Saturday, July 12, 2014

Why bother with the ceremony, then?

I recently attended a wedding. I was dismayed at how much weight the preacher who was performing it placed upon the licensing and other "official" recognitions. Even going so far as to talk about them during the ceremony- something I have never heard done before. Is this a new thing?

Sure, he talked about how the couple desired more than just the "legal" recognition, and that's why they chose the religious ceremony (and the associated fortune spent), but he kept emphasizing the "license" and "legal" aspects as if the ceremony were a mere show, and the actual marriage only hinged upon the State's blessing.

I guess that's why some make such a huge deal out of the gay marriage thing. After all, if the religious ceremony is that unimportant to the reality of the marriage, even to the religious, then what is left? Only the State's blessing.

If you tell me you are married, that is all the confirmation I need. If you choose to make it any of my business. I will never ask to see your permits. What sort of idiot would?
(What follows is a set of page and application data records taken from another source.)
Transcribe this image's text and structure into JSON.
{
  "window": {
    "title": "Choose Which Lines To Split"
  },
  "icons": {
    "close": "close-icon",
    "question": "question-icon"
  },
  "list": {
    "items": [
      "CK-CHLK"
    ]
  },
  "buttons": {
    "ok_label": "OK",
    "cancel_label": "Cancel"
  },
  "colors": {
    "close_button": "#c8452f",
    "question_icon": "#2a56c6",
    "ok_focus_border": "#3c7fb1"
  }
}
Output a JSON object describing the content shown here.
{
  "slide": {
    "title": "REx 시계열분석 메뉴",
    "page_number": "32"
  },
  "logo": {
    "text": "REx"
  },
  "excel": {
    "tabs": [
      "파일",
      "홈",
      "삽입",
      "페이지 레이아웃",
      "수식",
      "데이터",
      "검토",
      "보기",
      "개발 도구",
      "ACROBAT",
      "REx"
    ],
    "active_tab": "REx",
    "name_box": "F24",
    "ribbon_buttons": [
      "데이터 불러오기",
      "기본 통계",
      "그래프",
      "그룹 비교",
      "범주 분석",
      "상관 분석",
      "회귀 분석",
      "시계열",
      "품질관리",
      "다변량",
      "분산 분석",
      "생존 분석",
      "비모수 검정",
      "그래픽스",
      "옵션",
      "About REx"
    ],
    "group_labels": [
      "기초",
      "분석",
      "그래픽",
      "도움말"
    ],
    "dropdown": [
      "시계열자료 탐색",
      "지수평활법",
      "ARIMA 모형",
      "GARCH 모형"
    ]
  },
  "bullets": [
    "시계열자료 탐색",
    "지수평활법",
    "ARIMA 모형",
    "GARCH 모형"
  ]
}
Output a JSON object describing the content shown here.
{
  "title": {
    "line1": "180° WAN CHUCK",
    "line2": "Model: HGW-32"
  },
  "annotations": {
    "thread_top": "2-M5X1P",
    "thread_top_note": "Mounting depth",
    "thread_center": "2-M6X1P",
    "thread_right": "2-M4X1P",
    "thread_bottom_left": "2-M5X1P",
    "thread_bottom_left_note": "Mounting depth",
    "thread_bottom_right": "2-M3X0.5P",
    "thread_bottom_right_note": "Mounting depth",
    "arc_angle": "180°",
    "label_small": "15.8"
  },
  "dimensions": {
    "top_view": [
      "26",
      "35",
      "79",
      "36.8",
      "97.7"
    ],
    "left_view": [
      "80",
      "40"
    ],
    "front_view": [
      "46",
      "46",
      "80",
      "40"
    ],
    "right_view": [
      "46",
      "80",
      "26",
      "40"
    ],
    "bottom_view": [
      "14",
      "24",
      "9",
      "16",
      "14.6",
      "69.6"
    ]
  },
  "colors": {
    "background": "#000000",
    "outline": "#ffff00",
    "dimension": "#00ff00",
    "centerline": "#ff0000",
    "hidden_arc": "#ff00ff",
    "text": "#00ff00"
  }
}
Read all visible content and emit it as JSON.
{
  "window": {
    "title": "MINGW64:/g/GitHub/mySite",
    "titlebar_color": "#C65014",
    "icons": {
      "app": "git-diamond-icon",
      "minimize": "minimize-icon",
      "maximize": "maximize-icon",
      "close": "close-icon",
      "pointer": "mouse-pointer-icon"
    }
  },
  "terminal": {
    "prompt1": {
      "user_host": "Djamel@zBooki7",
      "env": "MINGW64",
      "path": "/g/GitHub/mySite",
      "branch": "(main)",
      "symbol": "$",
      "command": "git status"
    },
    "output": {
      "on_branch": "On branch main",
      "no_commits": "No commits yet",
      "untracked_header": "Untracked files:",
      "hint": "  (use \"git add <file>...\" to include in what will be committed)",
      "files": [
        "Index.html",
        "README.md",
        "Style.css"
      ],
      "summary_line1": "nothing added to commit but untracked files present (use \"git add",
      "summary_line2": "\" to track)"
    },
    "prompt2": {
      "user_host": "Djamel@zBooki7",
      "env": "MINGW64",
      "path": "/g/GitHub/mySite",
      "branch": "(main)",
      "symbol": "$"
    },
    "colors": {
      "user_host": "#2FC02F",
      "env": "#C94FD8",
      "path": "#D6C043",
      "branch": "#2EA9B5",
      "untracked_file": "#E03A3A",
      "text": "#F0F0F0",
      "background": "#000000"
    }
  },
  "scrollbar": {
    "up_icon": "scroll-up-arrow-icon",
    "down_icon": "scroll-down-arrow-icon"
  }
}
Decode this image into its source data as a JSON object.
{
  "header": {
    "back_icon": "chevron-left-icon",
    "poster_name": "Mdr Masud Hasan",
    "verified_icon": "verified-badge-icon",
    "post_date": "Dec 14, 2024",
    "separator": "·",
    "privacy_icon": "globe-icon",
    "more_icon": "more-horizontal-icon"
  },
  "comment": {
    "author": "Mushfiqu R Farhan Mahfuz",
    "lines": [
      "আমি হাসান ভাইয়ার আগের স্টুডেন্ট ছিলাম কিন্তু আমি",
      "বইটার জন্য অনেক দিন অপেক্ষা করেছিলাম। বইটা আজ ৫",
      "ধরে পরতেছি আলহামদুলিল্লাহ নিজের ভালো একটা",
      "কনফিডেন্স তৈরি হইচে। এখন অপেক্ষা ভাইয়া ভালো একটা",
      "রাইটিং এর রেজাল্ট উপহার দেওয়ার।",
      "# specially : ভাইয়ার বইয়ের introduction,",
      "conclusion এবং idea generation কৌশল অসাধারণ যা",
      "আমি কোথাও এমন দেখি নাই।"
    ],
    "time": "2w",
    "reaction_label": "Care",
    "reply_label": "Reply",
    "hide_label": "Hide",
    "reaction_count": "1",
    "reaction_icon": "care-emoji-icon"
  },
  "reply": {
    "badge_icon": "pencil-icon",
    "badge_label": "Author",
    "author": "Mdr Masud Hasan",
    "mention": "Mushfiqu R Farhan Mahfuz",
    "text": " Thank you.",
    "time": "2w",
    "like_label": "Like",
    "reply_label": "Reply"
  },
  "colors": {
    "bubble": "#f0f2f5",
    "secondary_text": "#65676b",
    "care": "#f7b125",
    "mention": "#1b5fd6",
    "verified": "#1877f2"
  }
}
Never invite The State into your marriage! That's a threesome you really don't need.



  1. I remember reading, a long time ago, about early marriage practices in Europe. Only the aristocracy were married in churches. The serfs and peasants stood up in front of family and friends and other villagers and declared their commitment to each other, no priest to attend and definitely no government interference. Later, after common people began getting married in churches, the government realized that they could tax the whole thing and, voila, marriage licenses.

    1. Bingo.

      The act of marriage is at its heart a simple thing. Two people declare their commitment to each other, in front of witnesses. That's more or less it. All cultures, regardless of what other details or window dressing they care to apply to it, stick to that simple, basic formula.

      Strip it back to its basic form and it's the essence of libertarianism. A contract, entered into voluntarily for mutual benefit.

      There are various ways to poison that vision, of course. Marriages where one party's participation isn't voluntary is a classic. There can be no contract there, so the whole thing's invalid to anyone who respects the idea of self-ownership, but there have been plenty of cultures which did that and some that still do.

      The modern disease is the idea that the state has some sort of right to be involved in the business of marriage, and that you need its licence or permission before you can go ahead and marry the (meaningfully informed and consenting) individual of your choice.

  2. I don't think I've been to a wedding in at least 35 years. They give me the creeps.
    It's like watching a slave auction.

  3. One of the reasons people wanted to get married in front of their friends and family was to publicly show the combination of two households. Now what this meant in terms of property rights, I'm not sure they ever really had a good answer for that.

  4. This type of ceremony is better defined as celebrating their new 3-way contract with the State and not so much their love or devotion to one another. Perhaps they could simply marry their parents instead.